Bloomfield Testifies About Effects of USF/ICC Reforms
For Immediate Release
Contact: Laura Withers, 703-351-2086, firstname.lastname@example.org
NTCA CEO tells Senate subcommittee reforms chilling investment in rural broadband
WASHINGTON (July 25, 2013) – Shirley Bloomfield, chief executive officer of NTCA–The Rural Broadband Association (NTCA), testified on behalf of small, independent telecommunications companies before the Senate Committee on Commerce, Science and Transportation’s Subcommittee on Communications, Technology and the Internet today during the hearing, “State of Wireline Communications.”
Bloomfield testified that the country’s Universal Service Fund (USF) program has played an important role in ensuring that all American citizens and businesses, regardless of who they are or where they live, have a reasonable opportunity to participate in our increasingly interconnected and online society. While the program needed to be modernized to adapt to a more broadband-oriented world, the 2011 reforms of the USF and intercarrier compensation mechanisms for small, rural carriers have unfortunately caused significant regulatory uncertainty and chilled investment in broadband infrastructure.
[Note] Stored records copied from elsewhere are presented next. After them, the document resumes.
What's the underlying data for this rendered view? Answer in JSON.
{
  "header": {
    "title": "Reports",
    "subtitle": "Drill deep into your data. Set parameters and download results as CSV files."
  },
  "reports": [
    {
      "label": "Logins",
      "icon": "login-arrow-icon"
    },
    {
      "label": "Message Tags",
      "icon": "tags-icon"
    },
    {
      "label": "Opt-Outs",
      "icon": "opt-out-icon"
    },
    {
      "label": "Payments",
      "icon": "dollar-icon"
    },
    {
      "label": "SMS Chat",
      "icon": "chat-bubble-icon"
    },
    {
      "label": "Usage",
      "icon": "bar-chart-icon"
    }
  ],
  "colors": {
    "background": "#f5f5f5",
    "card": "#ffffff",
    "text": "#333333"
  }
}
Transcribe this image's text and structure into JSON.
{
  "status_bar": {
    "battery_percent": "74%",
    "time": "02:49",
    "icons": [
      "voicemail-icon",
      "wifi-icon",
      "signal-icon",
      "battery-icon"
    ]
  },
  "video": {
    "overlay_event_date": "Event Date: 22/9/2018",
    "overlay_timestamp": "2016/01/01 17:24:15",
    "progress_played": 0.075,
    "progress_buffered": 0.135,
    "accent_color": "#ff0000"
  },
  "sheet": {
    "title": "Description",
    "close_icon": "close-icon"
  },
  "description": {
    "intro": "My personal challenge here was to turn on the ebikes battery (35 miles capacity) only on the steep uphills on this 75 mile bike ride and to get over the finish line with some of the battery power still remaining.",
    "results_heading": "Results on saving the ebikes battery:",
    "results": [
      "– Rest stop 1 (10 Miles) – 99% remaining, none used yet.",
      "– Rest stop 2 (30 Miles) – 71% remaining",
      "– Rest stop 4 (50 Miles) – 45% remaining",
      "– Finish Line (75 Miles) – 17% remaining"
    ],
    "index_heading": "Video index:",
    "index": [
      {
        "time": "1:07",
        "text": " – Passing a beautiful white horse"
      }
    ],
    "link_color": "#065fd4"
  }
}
Citing a recent survey of NTCA members, Bloomfield stated a large portion of rural carriers have delayed or cancelled broadband deployment projects as a result of the reforms. “Out of 185 small carrier respondents, 127 indicated they have either postponed or cancelled plans to upgrade their network infrastructure due to lingering regulatory uncertainty,” Bloomfield stated. “One-hundred and one of these respondents indicated that the combined value of the projects put on hold equaled more than $492 million.”
Bloomfield noted that there is still a great need for more transparency, accuracy and predictability in the USF system, post-reform. For example, the commission’s new “Quantile Regression Analysis” model to cap USF support for small carriers has created rampant uncertainty in the rural telecom marketplace, Bloomfield stated. Paired with the prospect of additional cuts, caps, and constraints currently being considered in a further rulemaking, this regulatory uncertainty is threatening to make 2013 a “lost year” for rural broadband investment.
Bloomfield also tackled issues related to the ongoing IP transition, stating rural operators have been at the forefront of this evolution for years and are eager to continue delivering advanced technologies to their rural customers. Consistent with a petition NTCA filed with the commission late last year, Bloomfield urged policymakers not to dismantle the current regulatory framework simply because underlying network technologies shift, while at the same time cautioning policymakers against leaving existing rules in place merely because they once made sense in an era when consumer preferences, technologies, and competition were different. Furthermore, Bloomfield stated the core regulatory principles of consumer protection, competition and universal service must be carried forward in an IP-oriented marketplace. Bloomfield encouraged a surgical review of specific rules against the backdrop of these principles to determine whether those rules should be retained, modified, or eliminated as part of this evolution.
Finally, Bloomfield urged members of Congress to demand additional action from the FCC to address the rural call completion problem, stating “we are begging the FCC to do more” to hold accountable those responsible for unlawful conduct.
NTCA–The Rural Broadband Association is the premier association representing nearly 900 independent, community-based telecommunications companies that are leading innovation in rural and small-town America. NTCA advocates on behalf of its members in the legislative and regulatory arenas, and it provides training and development; publications and industry events; and an array of employee benefit programs. In an era of exploding technology, deregulation and marketplace competition, NTCA’s members are leading the IP evolution for rural consumers, delivering technologies that make rural communities vibrant places in which to live and do business. Because of their efforts, rural America is fertile ground for innovation in economic development and commerce, education, health care, government services, security and smart energy use. Visit us at www.ntca.org.